*** Begin section ***

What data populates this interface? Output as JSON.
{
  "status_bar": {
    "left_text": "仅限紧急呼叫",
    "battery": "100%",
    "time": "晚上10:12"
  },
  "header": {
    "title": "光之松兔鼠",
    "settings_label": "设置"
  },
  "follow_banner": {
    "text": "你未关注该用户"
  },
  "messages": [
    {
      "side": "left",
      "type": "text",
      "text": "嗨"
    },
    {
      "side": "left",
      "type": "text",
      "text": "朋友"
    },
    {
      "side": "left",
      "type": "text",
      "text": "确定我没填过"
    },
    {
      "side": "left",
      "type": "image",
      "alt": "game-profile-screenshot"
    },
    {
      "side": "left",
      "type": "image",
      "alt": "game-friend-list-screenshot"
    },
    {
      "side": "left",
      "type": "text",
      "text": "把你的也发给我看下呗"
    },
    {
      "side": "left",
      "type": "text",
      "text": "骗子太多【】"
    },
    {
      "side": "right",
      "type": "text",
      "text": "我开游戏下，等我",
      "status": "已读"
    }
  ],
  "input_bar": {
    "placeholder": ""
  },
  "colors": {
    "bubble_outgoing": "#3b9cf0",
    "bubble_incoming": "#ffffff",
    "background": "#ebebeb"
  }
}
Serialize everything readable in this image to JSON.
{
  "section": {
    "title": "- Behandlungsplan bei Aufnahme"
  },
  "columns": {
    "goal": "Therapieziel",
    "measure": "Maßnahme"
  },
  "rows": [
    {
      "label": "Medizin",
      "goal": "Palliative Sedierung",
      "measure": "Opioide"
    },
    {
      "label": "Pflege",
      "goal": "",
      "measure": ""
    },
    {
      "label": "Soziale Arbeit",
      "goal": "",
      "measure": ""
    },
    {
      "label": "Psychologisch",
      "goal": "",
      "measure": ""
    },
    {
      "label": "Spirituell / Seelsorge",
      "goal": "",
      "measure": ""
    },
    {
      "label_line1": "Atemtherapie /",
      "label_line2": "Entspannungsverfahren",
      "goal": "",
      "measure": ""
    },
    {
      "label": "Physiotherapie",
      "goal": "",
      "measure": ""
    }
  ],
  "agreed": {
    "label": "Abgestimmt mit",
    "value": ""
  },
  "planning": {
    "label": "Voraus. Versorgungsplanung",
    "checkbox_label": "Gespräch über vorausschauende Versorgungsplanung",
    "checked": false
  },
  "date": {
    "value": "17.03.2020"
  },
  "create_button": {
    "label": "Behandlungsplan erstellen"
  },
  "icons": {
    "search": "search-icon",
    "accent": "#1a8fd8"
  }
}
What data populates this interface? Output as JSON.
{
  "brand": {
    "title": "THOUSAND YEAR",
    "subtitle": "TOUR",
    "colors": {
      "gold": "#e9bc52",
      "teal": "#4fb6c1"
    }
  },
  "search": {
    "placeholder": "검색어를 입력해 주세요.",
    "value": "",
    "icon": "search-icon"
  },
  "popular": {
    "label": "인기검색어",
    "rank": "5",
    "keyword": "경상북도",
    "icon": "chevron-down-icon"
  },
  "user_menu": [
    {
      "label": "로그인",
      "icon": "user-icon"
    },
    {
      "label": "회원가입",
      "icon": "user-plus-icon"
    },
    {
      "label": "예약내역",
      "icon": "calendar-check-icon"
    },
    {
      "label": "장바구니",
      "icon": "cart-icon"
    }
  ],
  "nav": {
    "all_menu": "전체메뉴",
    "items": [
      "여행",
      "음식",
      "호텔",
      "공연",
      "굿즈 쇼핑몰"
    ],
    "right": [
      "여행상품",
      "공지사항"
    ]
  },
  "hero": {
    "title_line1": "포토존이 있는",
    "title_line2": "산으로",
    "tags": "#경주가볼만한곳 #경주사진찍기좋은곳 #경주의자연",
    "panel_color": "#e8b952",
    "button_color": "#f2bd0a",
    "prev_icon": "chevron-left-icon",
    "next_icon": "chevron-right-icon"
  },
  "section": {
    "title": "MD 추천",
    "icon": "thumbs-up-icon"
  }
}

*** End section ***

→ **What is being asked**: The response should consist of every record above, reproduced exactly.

→ **Solved problem**:
What data populates this interface? Output as JSON.
{
  "status_bar": {
    "left_text": "仅限紧急呼叫",
    "battery": "100%",
    "time": "晚上10:12"
  },
  "header": {
    "title": "光之松兔鼠",
    "settings_label": "设置"
  },
  "follow_banner": {
    "text": "你未关注该用户"
  },
  "messages": [
    {
      "side": "left",
      "type": "text",
      "text": "嗨"
    },
    {
      "side": "left",
      "type": "text",
      "text": "朋友"
    },
    {
      "side": "left",
      "type": "text",
      "text": "确定我没填过"
    },
    {
      "side": "left",
      "type": "image",
      "alt": "game-profile-screenshot"
    },
    {
      "side": "left",
      "type": "image",
      "alt": "game-friend-list-screenshot"
    },
    {
      "side": "left",
      "type": "text",
      "text": "把你的也发给我看下呗"
    },
    {
      "side": "left",
      "type": "text",
      "text": "骗子太多【】"
    },
    {
      "side": "right",
      "type": "text",
      "text": "我开游戏下，等我",
      "status": "已读"
    }
  ],
  "input_bar": {
    "placeholder": ""
  },
  "colors": {
    "bubble_outgoing": "#3b9cf0",
    "bubble_incoming": "#ffffff",
    "background": "#ebebeb"
  }
}
Serialize everything readable in this image to JSON.
{
  "section": {
    "title": "- Behandlungsplan bei Aufnahme"
  },
  "columns": {
    "goal": "Therapieziel",
    "measure": "Maßnahme"
  },
  "rows": [
    {
      "label": "Medizin",
      "goal": "Palliative Sedierung",
      "measure": "Opioide"
    },
    {
      "label": "Pflege",
      "goal": "",
      "measure": ""
    },
    {
      "label": "Soziale Arbeit",
      "goal": "",
      "measure": ""
    },
    {
      "label": "Psychologisch",
      "goal": "",
      "measure": ""
    },
    {
      "label": "Spirituell / Seelsorge",
      "goal": "",
      "measure": ""
    },
    {
      "label_line1": "Atemtherapie /",
      "label_line2": "Entspannungsverfahren",
      "goal": "",
      "measure": ""
    },
    {
      "label": "Physiotherapie",
      "goal": "",
      "measure": ""
    }
  ],
  "agreed": {
    "label": "Abgestimmt mit",
    "value": ""
  },
  "planning": {
    "label": "Voraus. Versorgungsplanung",
    "checkbox_label": "Gespräch über vorausschauende Versorgungsplanung",
    "checked": false
  },
  "date": {
    "value": "17.03.2020"
  },
  "create_button": {
    "label": "Behandlungsplan erstellen"
  },
  "icons": {
    "search": "search-icon",
    "accent": "#1a8fd8"
  }
}
What data populates this interface? Output as JSON.
{
  "brand": {
    "title": "THOUSAND YEAR",
    "subtitle": "TOUR",
    "colors": {
      "gold": "#e9bc52",
      "teal": "#4fb6c1"
    }
  },
  "search": {
    "placeholder": "검색어를 입력해 주세요.",
    "value": "",
    "icon": "search-icon"
  },
  "popular": {
    "label": "인기검색어",
    "rank": "5",
    "keyword": "경상북도",
    "icon": "chevron-down-icon"
  },
  "user_menu": [
    {
      "label": "로그인",
      "icon": "user-icon"
    },
    {
      "label": "회원가입",
      "icon": "user-plus-icon"
    },
    {
      "label": "예약내역",
      "icon": "calendar-check-icon"
    },
    {
      "label": "장바구니",
      "icon": "cart-icon"
    }
  ],
  "nav": {
    "all_menu": "전체메뉴",
    "items": [
      "여행",
      "음식",
      "호텔",
      "공연",
      "굿즈 쇼핑몰"
    ],
    "right": [
      "여행상품",
      "공지사항"
    ]
  },
  "hero": {
    "title_line1": "포토존이 있는",
    "title_line2": "산으로",
    "tags": "#경주가볼만한곳 #경주사진찍기좋은곳 #경주의자연",
    "panel_color": "#e8b952",
    "button_color": "#f2bd0a",
    "prev_icon": "chevron-left-icon",
    "next_icon": "chevron-right-icon"
  },
  "section": {
    "title": "MD 추천",
    "icon": "thumbs-up-icon"
  }
}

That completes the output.